LGBT Advocates React to Election of Pope Francis
Seemingly everyone has posted their thoughts about Pope Francis since his election last Wednesday evening, discussing everything from his country of origin, how the conclave played out, and where he may lead the Church. Prominently featured in these discussions is the new pope’s previous views on Catholic LGBT issues, sparking reactions from relevant organizations and commentators. Bondings 2.0 provides a sampling below.
Outspoken LGBT advocate and New Ways Ministry friend, Bishop Thomas Gumbleton told the Detroit Free Press that Pope Francis seems promising:
“‘It sounds like to me he’ll be open to the dialogue. He seems to have rapport with the people in his diocese…It seems to be the right direction.’
“Gumbleton said Argentine Cardinal Jorge Bergoglio brings to mind the papacy of John XXIII, which ushered in the Second Vatican Council, modernizing Catholic services and promoting the use of more laypeople in parish life…
“’St. Francis tried to live the radical gospel view of Jesus — simplicity, poverty — and he didn’t want a hierarchy. All of those signs look very promising,’ he said.”
Joshua McElwee at National Catholic Reporter provides insights from leading Catholic theologians across the world on the election, with many perceiving a willingness to listen to and respect the laity’s role in the Church. From Tina Beattie, a professor at the University of Roehampton:
“For me this morning, if this man remains as attentive as he has been to the voice of the poor, if he makes it a listening as well as a teaching Church, a Church of the people rather than of the Curia, then I for one will keep quietly cheering and thanking God.”
From Fr. Agbonkhianmeghe Orobator, a Jesuit provincial in East Africa and theologian, believes that this new papacy will be marked by a refocusing on the People of God and not just the pope as those responsible for the well-being and growth of the Church:

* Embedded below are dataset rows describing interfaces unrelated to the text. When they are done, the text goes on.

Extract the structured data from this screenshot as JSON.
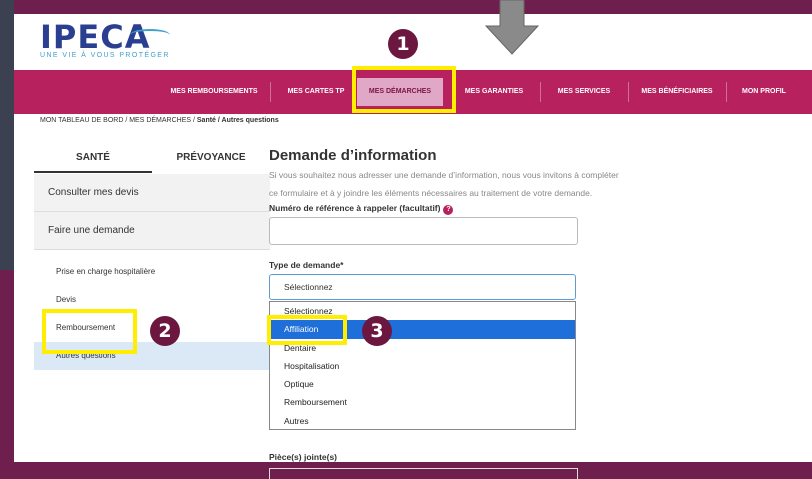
{
  "logo": {
    "name": "IPECA",
    "tagline": "UNE VIE À VOUS PROTÉGER"
  },
  "nav": {
    "items": [
      "MES REMBOURSEMENTS",
      "MES CARTES TP",
      "MES DÉMARCHES",
      "MES GARANTIES",
      "MES SERVICES",
      "MES BÉNÉFICIAIRES",
      "MON PROFIL"
    ],
    "active": "MES DÉMARCHES"
  },
  "breadcrumb": {
    "path": "MON TABLEAU DE BORD / MES DÉMARCHES / ",
    "santé": "Santé",
    "sep": " / ",
    "current": "Autres questions"
  },
  "tabs": [
    "SANTÉ",
    "PRÉVOYANCE"
  ],
  "sidebar": {
    "items": [
      "Consulter mes devis",
      "Faire une demande"
    ],
    "subitems": [
      "Prise en charge hospitalière",
      "Devis",
      "Remboursement",
      "Autres questions"
    ],
    "selected": "Autres questions"
  },
  "form": {
    "title": "Demande d’information",
    "intro_line1": "Si vous souhaitez nous adresser une demande d’information, nous vous invitons à compléter",
    "intro_line2": "ce formulaire et à y joindre les éléments nécessaires au traitement de votre demande.",
    "ref_label": "Numéro de référence à rappeler (facultatif)",
    "ref_help": "?",
    "type_label": "Type de demande*",
    "type_value": "Sélectionnez",
    "options": [
      "Sélectionnez",
      "Affiliation",
      "Dentaire",
      "Hospitalisation",
      "Optique",
      "Remboursement",
      "Autres"
    ],
    "highlighted_option": "Affiliation",
    "attach_label": "Pièce(s) jointe(s)"
  },
  "annotations": {
    "step1": "1",
    "step2": "2",
    "step3": "3",
    "highlight_color": "#ffee00",
    "badge_color": "#6b1740"
  },
  "colors": {
    "brand": "#b7225e",
    "accent": "#2a3f8f"
  }
}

“I want to believe that considering the humble and down-to-earth background of Pope Francis I the church is in capable hands — not just the pope’s alone, but the hands of the entire people of God across the globe.
“Francis’s first gesture of asking the people to pray to God for him may signal the beginning of a more authentic and humble recognition of the priesthood of the people of God and the responsibility we all bear for the church of God in the world.”
Many organizations released statements as well in the wake of Pope Francis’ election, which were compiled by Windy City Times. DignityUSA released a statement by Executive Director Marianne Duddy-Burke expressing cautious encouragement given the cardinals’ choice:
“‘We recognize that sometimes this new job on which he embarks can change the man called to it…We invite him to take the time to learn about our lives [of LGBT individuals, their loved ones, and families], our faith, and our families before he makes any papal pronouncements about us, and we stand ready to enter into dialogue with him at any time.’”
The Human Rights Campaign called for the new pope to join the existing reality of American Catholics’ efforts for LGBT equality:
“’We hope the new Pope understands the time for religious-based bigotry is not only over, but must be denounced. Demonizing LGBT people and their families from this powerful platform not only fails to keep faith…but it does real psychological damage to millions of LGBT people around the world.’”
Francis DeBernardo, Executive Director of New Ways Ministry, was quoted in The Baltimore Sun:
“[Francis DeBernardo] said in a statement that he hopes the change in the church’s leadership will bring about a change in approach. Many have left the church over its harsh rhetoric toward gays and lesbians…
“‘Pope Francis has the opportunity to repair much of this hurt and alienation by offering sincere pastoral outreach to LGBT people and their families,’ DeBernardo, who was traveling in El Salvador, said in a prepared statement. ‘A welcoming gesture from the new pope in the first month of his papacy can go a long way to express God’s love for all humanity.’”
–Bob Shine, New Ways Ministry
Hope, as well as Spring, is in the air.
i am elated by the election of Pope Francis. As a gay man, I expect a kind and loving approach from our new Holy Father towards all members of his universal flock. I would never expect nor would I in any way welcome acceptance of same-sex “marriage” (an oxymoron) which the Church can never sanction. Nevertheless, His Holiness will be a kind and loving alter Christus. I have never experienced any anti-gay bias from the Church, which I love more than anything else. I am not a “victim” but one who seeks The Truth, not the lies that relativism holds out to us as desirable.